Most people don’t need to be reminded that, just a few years ago, Europe teetered on the edge of a full-blown sovereign debt crisis that nearly destroyed the common currency. But apparently European financial regulators do. In the recent “stress tests”—the European Central Bank’s assessment of European banks’ ability to withstand another financial crisis—regulators made a curious choice: They assumed all European sovereign debt is risk-free.

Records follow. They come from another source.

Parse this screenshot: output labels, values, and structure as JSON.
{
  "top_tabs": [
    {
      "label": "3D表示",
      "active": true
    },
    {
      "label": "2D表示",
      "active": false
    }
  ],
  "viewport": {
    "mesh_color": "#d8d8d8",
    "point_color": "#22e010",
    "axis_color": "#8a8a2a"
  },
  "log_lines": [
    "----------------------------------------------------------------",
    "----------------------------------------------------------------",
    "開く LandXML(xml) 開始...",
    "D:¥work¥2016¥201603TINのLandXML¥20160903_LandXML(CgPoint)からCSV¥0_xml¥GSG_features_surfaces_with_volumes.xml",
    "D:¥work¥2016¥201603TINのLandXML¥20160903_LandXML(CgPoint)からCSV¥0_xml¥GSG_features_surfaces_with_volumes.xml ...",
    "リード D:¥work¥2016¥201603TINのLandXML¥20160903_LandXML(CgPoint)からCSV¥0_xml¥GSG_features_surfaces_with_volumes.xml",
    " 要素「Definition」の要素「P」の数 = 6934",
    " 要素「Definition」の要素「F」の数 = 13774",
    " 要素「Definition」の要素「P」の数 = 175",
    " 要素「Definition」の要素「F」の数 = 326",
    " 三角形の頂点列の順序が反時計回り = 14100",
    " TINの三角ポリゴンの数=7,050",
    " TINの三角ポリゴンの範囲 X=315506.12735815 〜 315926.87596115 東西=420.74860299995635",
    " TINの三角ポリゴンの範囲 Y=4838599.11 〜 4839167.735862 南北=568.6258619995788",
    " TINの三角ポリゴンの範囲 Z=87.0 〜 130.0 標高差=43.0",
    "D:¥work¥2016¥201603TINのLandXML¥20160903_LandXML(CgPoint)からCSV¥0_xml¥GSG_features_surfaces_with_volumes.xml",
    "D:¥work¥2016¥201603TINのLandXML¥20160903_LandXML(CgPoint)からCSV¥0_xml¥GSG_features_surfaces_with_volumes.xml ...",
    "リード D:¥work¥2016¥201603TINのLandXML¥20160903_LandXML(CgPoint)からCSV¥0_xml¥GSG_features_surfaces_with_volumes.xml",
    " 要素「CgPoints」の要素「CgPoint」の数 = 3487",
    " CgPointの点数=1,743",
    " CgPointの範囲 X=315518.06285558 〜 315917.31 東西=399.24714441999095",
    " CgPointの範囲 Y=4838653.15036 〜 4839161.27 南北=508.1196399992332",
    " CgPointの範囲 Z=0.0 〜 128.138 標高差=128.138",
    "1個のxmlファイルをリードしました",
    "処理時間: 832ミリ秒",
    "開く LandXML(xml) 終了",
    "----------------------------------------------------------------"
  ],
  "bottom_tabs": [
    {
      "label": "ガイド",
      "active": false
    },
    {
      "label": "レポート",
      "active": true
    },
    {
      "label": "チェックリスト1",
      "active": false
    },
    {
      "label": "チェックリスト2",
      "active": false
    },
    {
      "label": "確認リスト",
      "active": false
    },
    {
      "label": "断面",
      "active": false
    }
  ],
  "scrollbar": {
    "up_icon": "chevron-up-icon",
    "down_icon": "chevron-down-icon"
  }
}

That’s right: According to the ECB, there is zero chance that any of the European nations will ever default on their debt. Not Germany, not Spain, not Sweden, not Portugal. Markets quite clearly disagree with this assessment. The credit default swap rate—the price of debt default insurance—suggests that there are stark differences in the stability of sovereign debt. The higher the rate, the riskier the market thinks the debt is.